There are times when the we must make a choice between the greater of the goods, and there are times we must make a choice between the lesser of the evils. But there is never a time we must choose between human power and the power of the living God. For the cross-bearing Church of Jesus Christ, those two powers flow in geometrically and diametrically opposite directions. There is a way up and there is a way down, and never the twain shall meet. Those who humble themselves will be exalted and those who exalt themselves will be humbled.

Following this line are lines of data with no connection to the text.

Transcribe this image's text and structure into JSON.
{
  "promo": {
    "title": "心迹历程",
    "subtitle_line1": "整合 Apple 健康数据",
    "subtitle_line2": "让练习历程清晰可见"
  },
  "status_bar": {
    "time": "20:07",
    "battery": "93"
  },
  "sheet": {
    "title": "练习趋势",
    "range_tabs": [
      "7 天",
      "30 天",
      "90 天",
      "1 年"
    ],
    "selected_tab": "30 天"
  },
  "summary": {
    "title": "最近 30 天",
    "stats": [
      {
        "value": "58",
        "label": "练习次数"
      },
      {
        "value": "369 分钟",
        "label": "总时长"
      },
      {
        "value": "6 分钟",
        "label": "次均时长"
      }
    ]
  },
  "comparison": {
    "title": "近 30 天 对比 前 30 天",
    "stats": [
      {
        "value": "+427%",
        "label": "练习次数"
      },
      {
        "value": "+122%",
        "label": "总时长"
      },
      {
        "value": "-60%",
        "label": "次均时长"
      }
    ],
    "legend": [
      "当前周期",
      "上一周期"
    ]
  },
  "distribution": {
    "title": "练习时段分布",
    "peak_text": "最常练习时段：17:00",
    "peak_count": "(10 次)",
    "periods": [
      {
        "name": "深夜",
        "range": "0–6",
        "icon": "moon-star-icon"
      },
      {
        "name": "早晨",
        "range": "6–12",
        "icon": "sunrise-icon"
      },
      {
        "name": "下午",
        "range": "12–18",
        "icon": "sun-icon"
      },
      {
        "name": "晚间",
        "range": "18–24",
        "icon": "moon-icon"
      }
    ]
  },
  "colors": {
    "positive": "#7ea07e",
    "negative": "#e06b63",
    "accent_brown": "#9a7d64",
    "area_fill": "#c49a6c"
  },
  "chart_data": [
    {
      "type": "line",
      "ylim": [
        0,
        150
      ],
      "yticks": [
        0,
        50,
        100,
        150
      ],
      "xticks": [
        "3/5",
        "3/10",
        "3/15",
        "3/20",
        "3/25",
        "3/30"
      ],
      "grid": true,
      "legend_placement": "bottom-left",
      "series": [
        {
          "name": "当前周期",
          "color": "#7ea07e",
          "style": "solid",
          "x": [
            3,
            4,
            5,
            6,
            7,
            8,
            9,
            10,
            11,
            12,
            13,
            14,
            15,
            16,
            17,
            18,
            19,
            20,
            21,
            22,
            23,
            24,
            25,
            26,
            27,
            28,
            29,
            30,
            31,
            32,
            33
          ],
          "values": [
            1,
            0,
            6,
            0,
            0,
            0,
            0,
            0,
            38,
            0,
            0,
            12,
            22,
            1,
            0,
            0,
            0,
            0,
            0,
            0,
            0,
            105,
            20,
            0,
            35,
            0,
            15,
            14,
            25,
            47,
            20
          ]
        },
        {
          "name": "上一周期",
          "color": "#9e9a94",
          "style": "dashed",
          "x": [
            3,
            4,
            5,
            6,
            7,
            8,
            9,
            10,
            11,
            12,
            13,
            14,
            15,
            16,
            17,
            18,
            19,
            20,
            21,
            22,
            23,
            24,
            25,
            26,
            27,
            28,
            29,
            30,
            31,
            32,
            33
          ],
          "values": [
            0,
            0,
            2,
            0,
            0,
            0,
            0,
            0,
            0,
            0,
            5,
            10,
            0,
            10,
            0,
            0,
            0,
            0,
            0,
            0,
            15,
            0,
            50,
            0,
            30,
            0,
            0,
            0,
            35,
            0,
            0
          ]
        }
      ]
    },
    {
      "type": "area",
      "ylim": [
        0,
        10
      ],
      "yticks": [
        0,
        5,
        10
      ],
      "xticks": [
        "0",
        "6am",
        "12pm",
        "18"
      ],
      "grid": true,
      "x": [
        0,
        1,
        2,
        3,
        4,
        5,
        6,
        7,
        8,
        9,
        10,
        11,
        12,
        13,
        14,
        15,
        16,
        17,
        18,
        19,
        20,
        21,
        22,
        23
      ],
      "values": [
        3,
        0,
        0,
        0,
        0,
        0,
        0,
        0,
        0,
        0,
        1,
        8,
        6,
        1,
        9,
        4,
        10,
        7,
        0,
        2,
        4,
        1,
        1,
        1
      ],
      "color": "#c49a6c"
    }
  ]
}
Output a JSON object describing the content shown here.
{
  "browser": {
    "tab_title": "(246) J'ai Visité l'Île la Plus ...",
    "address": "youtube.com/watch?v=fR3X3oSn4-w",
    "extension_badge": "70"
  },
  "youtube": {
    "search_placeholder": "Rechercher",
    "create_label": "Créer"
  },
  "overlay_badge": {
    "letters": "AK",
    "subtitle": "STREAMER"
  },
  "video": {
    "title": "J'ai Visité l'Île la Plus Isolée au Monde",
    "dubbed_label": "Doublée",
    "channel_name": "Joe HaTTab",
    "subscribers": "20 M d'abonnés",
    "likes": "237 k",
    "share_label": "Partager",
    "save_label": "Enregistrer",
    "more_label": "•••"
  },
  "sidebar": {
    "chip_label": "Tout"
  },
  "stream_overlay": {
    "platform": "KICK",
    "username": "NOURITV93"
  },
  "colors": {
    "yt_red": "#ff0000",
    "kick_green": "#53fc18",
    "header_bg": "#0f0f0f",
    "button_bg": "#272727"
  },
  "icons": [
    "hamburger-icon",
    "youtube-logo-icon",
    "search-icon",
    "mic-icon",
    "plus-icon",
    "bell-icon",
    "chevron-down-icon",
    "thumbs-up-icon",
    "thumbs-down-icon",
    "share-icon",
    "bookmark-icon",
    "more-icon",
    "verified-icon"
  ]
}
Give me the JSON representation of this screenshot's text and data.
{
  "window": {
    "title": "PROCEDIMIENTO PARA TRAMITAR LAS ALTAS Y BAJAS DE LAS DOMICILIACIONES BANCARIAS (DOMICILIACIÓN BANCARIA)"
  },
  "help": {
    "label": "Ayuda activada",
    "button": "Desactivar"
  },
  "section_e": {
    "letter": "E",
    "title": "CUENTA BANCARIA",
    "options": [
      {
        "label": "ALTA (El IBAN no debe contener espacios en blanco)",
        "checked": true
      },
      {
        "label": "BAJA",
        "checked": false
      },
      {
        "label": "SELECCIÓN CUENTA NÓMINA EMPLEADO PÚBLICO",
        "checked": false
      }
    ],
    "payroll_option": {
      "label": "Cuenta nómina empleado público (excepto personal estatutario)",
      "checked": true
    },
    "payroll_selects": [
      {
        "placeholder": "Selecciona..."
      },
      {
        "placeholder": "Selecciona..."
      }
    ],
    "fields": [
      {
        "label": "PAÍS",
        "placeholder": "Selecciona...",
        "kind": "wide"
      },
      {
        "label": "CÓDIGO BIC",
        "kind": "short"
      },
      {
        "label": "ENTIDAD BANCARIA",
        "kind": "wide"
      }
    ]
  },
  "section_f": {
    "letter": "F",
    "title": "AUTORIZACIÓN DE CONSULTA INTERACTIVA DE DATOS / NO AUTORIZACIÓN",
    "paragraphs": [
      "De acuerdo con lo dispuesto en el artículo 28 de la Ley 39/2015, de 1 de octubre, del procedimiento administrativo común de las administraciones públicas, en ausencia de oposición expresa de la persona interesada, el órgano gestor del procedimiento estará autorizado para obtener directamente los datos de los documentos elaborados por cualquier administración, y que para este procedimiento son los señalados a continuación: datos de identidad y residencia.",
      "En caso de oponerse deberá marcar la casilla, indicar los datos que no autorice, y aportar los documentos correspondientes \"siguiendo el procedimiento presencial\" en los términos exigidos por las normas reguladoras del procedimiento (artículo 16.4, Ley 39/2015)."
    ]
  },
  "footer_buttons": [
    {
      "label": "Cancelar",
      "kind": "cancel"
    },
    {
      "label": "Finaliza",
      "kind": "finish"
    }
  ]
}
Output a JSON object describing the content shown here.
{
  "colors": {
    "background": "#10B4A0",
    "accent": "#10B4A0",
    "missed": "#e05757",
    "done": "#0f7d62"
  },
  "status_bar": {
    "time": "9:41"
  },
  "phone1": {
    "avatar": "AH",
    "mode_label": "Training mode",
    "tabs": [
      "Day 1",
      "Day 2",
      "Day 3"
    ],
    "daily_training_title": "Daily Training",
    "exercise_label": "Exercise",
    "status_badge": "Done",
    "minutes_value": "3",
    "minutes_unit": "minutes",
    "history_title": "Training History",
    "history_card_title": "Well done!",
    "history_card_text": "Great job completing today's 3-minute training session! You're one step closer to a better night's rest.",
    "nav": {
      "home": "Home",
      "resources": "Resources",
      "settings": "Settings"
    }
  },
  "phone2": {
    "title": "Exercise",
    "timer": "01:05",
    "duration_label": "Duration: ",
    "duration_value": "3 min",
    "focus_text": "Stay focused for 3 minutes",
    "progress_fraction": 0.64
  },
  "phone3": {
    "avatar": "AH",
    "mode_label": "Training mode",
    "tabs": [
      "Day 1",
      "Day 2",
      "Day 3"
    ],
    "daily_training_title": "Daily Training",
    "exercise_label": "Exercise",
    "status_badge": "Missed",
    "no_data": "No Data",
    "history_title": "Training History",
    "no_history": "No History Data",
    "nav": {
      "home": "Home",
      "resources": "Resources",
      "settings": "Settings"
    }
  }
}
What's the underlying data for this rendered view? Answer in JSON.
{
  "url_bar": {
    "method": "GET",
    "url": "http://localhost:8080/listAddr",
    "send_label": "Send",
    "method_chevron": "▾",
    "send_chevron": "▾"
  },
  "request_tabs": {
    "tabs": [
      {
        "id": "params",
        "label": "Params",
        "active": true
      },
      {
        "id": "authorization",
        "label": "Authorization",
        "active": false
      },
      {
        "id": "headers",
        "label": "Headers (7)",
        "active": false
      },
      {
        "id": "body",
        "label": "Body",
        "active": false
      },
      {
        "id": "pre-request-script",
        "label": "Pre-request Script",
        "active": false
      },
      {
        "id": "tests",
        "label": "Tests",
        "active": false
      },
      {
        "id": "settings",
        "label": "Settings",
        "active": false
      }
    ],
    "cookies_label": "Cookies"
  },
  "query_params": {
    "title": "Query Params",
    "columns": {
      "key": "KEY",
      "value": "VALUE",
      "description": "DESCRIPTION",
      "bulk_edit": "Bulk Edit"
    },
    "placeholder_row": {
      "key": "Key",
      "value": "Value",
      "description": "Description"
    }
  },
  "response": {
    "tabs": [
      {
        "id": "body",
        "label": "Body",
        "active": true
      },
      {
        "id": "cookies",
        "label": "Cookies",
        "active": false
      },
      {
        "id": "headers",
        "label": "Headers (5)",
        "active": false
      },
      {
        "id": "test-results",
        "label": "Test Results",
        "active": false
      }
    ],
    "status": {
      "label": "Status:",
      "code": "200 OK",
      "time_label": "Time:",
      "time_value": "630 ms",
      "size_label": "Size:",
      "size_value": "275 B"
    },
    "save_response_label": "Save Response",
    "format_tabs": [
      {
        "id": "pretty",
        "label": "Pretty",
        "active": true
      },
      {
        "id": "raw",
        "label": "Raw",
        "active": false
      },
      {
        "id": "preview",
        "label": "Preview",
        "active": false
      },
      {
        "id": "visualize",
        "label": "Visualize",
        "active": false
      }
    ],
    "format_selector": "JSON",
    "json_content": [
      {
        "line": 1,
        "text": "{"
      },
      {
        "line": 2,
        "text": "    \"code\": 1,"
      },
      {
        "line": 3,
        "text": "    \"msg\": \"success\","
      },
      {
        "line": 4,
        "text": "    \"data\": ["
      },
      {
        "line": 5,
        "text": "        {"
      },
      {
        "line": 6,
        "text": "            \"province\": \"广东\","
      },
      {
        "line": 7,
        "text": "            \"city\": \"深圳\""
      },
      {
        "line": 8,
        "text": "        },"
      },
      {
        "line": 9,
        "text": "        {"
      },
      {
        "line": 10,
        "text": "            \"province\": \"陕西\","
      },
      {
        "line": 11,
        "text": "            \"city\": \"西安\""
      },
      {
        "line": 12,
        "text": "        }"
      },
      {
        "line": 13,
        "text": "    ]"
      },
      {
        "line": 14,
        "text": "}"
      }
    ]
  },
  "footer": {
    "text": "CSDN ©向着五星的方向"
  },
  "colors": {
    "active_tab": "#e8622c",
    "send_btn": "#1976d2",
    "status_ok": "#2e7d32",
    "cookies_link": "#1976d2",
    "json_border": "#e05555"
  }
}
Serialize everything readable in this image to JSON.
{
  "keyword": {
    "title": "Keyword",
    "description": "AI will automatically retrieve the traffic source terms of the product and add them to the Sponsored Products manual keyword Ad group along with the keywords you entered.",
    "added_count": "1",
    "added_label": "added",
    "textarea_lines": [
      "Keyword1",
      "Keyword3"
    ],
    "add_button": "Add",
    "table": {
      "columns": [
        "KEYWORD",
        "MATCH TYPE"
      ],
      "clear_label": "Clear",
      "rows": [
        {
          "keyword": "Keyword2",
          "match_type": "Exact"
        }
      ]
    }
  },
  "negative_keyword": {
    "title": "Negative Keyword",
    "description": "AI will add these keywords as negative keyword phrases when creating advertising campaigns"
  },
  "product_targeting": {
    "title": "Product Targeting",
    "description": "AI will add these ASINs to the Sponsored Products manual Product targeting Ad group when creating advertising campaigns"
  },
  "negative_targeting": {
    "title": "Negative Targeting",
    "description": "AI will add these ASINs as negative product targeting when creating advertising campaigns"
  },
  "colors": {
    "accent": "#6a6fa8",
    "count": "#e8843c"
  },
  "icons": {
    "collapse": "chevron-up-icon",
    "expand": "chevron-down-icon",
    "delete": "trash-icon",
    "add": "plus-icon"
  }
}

If as a Christian there is any doubt in your mind whether the gates of hell will prevail against the Church of Jesus Christ–and I mean this with absolute sincerity and say it in reverence and out of love–it would be best for you to walk away from the Church until you see it for what it truly is. For Christ’s sake, whatever you do, please do not try to defend it by seeking power alliances. For if it is not founded upon, sustained by, and advancing through the living God himself, then it is nothing but a farce and Christians are “most to be pitied” (1 Cor. 15:19). The last thing this world needs is fearful “Christians” playing around as though the Living God were not Sovereign, as though he were dead just because we killed him (Acts 3:15), as though fear were not the exact opposite direction of faith. The world will never see Christ in us until we demonstrate the courage to lose, until we exercise the power to stop seeking power, until the cross begins looking more like an open invitation than a decorated shield.
Put down your sword (Mt. 26:25). Take up your cross (Mt. 16:24).
“Blessed are those who are persecuted for righteousness’ sake, for theirs is the kingdom of heaven.”
~ Matthew 5:10
For more on church and state in relation to marriage, click here.
For more on the description and rationale of the “human-sized” kingdom of God, click here.